WHAT IS BEING ASKED — Where a record holds a picture, leave the picture out; otherwise repeat every record exactly.

RECORDS FOR THIS TASK —

··········

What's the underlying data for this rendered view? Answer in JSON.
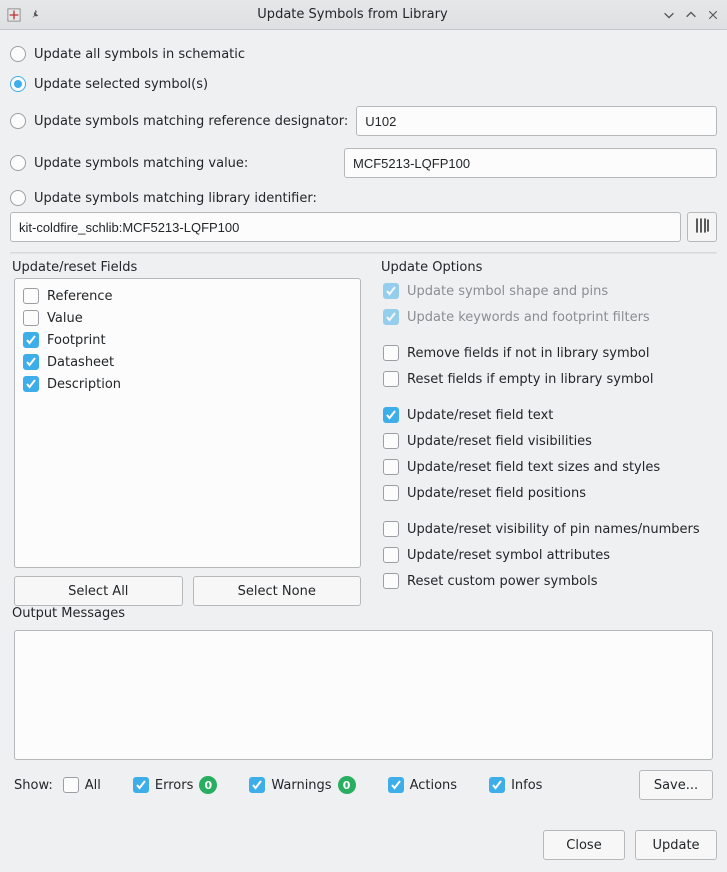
{
  "title": "Update Symbols from Library",
  "radios": {
    "all": "Update all symbols in schematic",
    "selected": "Update selected symbol(s)",
    "refdes": "Update symbols matching reference designator:",
    "value": "Update symbols matching value:",
    "libid": "Update symbols matching library identifier:",
    "chosen": "selected"
  },
  "inputs": {
    "refdes": "U102",
    "value": "MCF5213-LQFP100",
    "libid": "kit-coldfire_schlib:MCF5213-LQFP100"
  },
  "fields_legend": "Update/reset Fields",
  "fields": [
    {
      "label": "Reference",
      "checked": false
    },
    {
      "label": "Value",
      "checked": false
    },
    {
      "label": "Footprint",
      "checked": true
    },
    {
      "label": "Datasheet",
      "checked": true
    },
    {
      "label": "Description",
      "checked": true
    }
  ],
  "select_all": "Select All",
  "select_none": "Select None",
  "options_legend": "Update Options",
  "options_disabled": [
    "Update symbol shape and pins",
    "Update keywords and footprint filters"
  ],
  "options_group1": [
    {
      "label": "Remove fields if not in library symbol",
      "checked": false
    },
    {
      "label": "Reset fields if empty in library symbol",
      "checked": false
    }
  ],
  "options_group2": [
    {
      "label": "Update/reset field text",
      "checked": true
    },
    {
      "label": "Update/reset field visibilities",
      "checked": false
    },
    {
      "label": "Update/reset field text sizes and styles",
      "checked": false
    },
    {
      "label": "Update/reset field positions",
      "checked": false
    }
  ],
  "options_group3": [
    {
      "label": "Update/reset visibility of pin names/numbers",
      "checked": false
    },
    {
      "label": "Update/reset symbol attributes",
      "checked": false
    },
    {
      "label": "Reset custom power symbols",
      "checked": false
    }
  ],
  "output_legend": "Output Messages",
  "status": {
    "show": "Show:",
    "all": "All",
    "errors": "Errors",
    "errors_count": "0",
    "warnings": "Warnings",
    "warnings_count": "0",
    "actions": "Actions",
    "infos": "Infos",
    "save": "Save..."
  },
  "footer": {
    "close": "Close",
    "update": "Update"
  }
}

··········

WRITTEN ANSWER —
What's the underlying data for this rendered view? Answer in JSON.
{
  "title": "Update Symbols from Library",
  "radios": {
    "all": "Update all symbols in schematic",
    "selected": "Update selected symbol(s)",
    "refdes": "Update symbols matching reference designator:",
    "value": "Update symbols matching value:",
    "libid": "Update symbols matching library identifier:",
    "chosen": "selected"
  },
  "inputs": {
    "refdes": "U102",
    "value": "MCF5213-LQFP100",
    "libid": "kit-coldfire_schlib:MCF5213-LQFP100"
  },
  "fields_legend": "Update/reset Fields",
  "fields": [
    {
      "label": "Reference",
      "checked": false
    },
    {
      "label": "Value",
      "checked": false
    },
    {
      "label": "Footprint",
      "checked": true
    },
    {
      "label": "Datasheet",
      "checked": true
    },
    {
      "label": "Description",
      "checked": true
    }
  ],
  "select_all": "Select All",
  "select_none": "Select None",
  "options_legend": "Update Options",
  "options_disabled": [
    "Update symbol shape and pins",
    "Update keywords and footprint filters"
  ],
  "options_group1": [
    {
      "label": "Remove fields if not in library symbol",
      "checked": false
    },
    {
      "label": "Reset fields if empty in library symbol",
      "checked": false
    }
  ],
  "options_group2": [
    {
      "label": "Update/reset field text",
      "checked": true
    },
    {
      "label": "Update/reset field visibilities",
      "checked": false
    },
    {
      "label": "Update/reset field text sizes and styles",
      "checked": false
    },
    {
      "label": "Update/reset field positions",
      "checked": false
    }
  ],
  "options_group3": [
    {
      "label": "Update/reset visibility of pin names/numbers",
      "checked": false
    },
    {
      "label": "Update/reset symbol attributes",
      "checked": false
    },
    {
      "label": "Reset custom power symbols",
      "checked": false
    }
  ],
  "output_legend": "Output Messages",
  "status": {
    "show": "Show:",
    "all": "All",
    "errors": "Errors",
    "errors_count": "0",
    "warnings": "Warnings",
    "warnings_count": "0",
    "actions": "Actions",
    "infos": "Infos",
    "save": "Save..."
  },
  "footer": {
    "close": "Close",
    "update": "Update"
  }
}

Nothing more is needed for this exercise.